“Nisman: The Prosecutor, the President and the Spy” begins with a series of images and sounds: An aerial view of Buenos Aires, Argentina. Documents. A dark hallway and, then, a phone call.
“I’m at my son’s house. I came and he’s dead,” a woman’s voice says in Spanish.
The disjointed and uneasy feeling that defines the initial scene pervades through much of “Nisman,” a new true crime documentary series from Netflix that explores the mysterious death of Jewish Argentine lawyer Alberto Nisman.
Nisman served as special prosecutor in charge of the investigation into the 1994 bombing of the Asociación Mutual Israelita Argentina, a Jewish community center in Buenos Aires. The bombing left 85 dead and hundreds wounded. It remains the worst terrorist attack in Argentine history.
Nisman spent years investigating the attack and, on Jan. 19, 2015, was supposed to present his findings. He had apparently found that Iran was behind the attack and that former Argentine President Cristina Fernández de Kirchner helped cover it up. Just a few days before, he had formally accused her of the cover up.
But the day before his presentation, he died. His mother found him that night in his home, dead from a gunshot wound to the head.
The death was quickly ruled a suicide, but skepticism and controversy abounded. Did Nisman really commit suicide, just before he was supposed to present the findings of an investigation he had spent so much time on? Or was he murdered?
It’s a case that has torn at the fabric of Argentina. It also attracted international attention. But while many may have heard about Nisman’s death and the AMIA bombing, few know the full extent of the case’s complexity.
“Nisman” dives straight into the complexity, peeling apart layer after layer of scandal, misdirections and confusion.
The first episode explains the AMIA bombing and the basic background. The next few episodes delve into the details of the initial investigation into Nisman’s death, Nisman’s investigation into AMIA and the events that occurred in the days leading up to Nisman’s death. The last two episodes look more closely at the scene of Nisman’s death and follow up on what has happened since.
The end result is that the series traces over the same timeline multiple times, each time adding a greater depth of information. What is, at first, presented in a way that seems like fact is revealed later to be a cover up, putting the viewer through the same roller coaster that people at the time may have experienced.
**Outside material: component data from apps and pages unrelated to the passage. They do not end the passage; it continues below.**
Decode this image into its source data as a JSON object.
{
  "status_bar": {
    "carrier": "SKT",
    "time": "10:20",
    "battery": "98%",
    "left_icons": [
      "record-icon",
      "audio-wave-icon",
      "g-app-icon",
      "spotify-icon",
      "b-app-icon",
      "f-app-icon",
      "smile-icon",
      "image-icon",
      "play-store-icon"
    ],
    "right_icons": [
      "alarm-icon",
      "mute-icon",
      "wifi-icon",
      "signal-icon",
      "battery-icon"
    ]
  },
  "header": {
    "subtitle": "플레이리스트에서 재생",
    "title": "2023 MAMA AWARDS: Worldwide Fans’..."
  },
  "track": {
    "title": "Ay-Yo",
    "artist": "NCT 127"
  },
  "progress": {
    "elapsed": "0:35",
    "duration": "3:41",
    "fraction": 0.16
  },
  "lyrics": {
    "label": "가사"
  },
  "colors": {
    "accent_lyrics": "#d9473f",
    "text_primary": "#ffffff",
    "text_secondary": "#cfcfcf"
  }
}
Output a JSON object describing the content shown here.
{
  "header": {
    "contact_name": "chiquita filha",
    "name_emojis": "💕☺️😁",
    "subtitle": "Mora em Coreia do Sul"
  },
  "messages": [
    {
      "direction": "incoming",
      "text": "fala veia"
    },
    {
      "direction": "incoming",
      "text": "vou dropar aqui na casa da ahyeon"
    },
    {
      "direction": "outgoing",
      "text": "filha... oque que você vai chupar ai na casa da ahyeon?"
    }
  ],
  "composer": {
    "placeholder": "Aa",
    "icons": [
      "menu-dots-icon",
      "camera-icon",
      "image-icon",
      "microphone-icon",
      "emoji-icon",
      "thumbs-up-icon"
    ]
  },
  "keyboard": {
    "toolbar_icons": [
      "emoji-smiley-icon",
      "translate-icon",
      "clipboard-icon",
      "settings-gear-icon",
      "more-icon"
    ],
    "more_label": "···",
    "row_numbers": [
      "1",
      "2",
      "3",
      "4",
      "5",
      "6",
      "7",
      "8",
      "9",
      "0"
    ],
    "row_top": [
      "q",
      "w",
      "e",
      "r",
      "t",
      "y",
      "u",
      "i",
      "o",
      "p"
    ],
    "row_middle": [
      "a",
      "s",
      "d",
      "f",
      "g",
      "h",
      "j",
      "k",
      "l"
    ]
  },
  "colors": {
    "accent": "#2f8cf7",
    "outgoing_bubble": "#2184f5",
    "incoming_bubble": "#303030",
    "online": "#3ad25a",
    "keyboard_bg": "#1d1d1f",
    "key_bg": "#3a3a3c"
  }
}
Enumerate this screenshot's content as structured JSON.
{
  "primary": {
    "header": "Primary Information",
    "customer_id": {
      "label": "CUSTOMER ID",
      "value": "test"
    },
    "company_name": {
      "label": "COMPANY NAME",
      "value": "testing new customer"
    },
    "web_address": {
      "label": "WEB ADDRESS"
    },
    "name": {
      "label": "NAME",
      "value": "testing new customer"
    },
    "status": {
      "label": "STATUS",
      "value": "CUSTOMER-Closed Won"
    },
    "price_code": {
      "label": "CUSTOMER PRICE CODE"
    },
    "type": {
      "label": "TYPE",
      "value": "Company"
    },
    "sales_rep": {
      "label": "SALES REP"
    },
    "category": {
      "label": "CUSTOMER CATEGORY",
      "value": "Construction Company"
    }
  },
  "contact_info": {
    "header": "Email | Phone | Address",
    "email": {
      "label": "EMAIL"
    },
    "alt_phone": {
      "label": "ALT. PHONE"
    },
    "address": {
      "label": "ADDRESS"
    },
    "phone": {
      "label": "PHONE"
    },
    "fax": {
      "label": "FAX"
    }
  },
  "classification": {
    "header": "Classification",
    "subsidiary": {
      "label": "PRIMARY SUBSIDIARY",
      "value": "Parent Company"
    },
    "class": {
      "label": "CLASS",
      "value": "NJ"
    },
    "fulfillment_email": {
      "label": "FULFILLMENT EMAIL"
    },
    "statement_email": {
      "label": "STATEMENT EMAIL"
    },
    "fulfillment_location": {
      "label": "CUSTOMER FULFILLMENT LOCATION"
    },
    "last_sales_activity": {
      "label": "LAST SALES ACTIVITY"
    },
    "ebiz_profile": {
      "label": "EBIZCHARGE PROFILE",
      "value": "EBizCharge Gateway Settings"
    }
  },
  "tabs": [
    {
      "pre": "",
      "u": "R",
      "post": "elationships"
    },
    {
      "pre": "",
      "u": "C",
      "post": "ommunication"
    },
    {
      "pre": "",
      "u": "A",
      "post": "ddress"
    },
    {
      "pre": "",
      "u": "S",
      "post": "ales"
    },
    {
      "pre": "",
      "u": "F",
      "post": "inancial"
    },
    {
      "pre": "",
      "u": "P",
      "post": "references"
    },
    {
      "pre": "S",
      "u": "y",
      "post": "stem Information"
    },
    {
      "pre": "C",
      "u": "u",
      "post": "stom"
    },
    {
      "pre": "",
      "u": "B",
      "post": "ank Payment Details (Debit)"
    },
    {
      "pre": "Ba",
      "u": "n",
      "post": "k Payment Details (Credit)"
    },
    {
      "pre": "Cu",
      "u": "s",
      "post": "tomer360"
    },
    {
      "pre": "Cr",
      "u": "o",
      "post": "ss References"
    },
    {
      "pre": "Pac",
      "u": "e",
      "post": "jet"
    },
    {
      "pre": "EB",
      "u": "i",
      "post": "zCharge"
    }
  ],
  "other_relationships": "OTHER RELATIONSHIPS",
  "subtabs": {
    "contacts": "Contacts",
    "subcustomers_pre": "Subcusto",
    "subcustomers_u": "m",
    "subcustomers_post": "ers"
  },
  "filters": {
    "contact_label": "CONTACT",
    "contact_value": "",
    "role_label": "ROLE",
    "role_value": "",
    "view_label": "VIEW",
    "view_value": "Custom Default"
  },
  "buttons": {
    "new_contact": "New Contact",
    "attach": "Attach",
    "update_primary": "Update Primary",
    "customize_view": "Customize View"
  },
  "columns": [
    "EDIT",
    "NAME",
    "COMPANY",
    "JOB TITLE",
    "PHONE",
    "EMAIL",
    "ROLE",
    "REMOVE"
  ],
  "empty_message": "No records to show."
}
The series’ level of depth and research is astounding. Told in Spanish with English subtitles, it draws on a deep and wide well of information, looking at television footage, newspaper clips, phone call recordings and documents. It sometimes cuts away to a graphic of a timeline, a much-needed element that helps in the telling of this extremely dense and complex story.
Most fascinating of all, the documentary features interviews with a range of people who knew Nisman, worked with him or investigated the case. Those interviews include Viviana Fein, a prosecutor who investigated Nisman’s death; Diego Angel Lagomarsino, Nisman’s employee who claims he gave him the gun that ended his life; and Antonio “Jaime” Stiuso, Argentina’s former ex-spy chief who worked with Nisman on the case, among others.
As the documentary peels away each layer, there is always a sense that there is still something else there, some more information lurking around the corner, another deception yet to be revealed. And there always is.
Nisman’s death is a heavy case and certainly worthy of a six-part documentary, with each episode clocking in at about an hour. The series will leave viewers with a wealth of information and questions, rather than concrete answers.
As far as Netflix goes, the density in “Nisman” does not lend itself to being particularly binge-worthy. The story is far too complex to stream in a day. That complexity, combined with the subtitles, means that viewers can never take their eyes off the screen. It may also mean that viewers may find themselves occasionally rewinding to make sure they understood something correctly.
Overall, it’s a comprehensive telling of an important story. Netflix gave this history its true-crime documentary makeover. Hopefully, more people will learn about it as a result. pjc
Selah Maya Zighelboim is the editor of the Baltimore Jewish Times.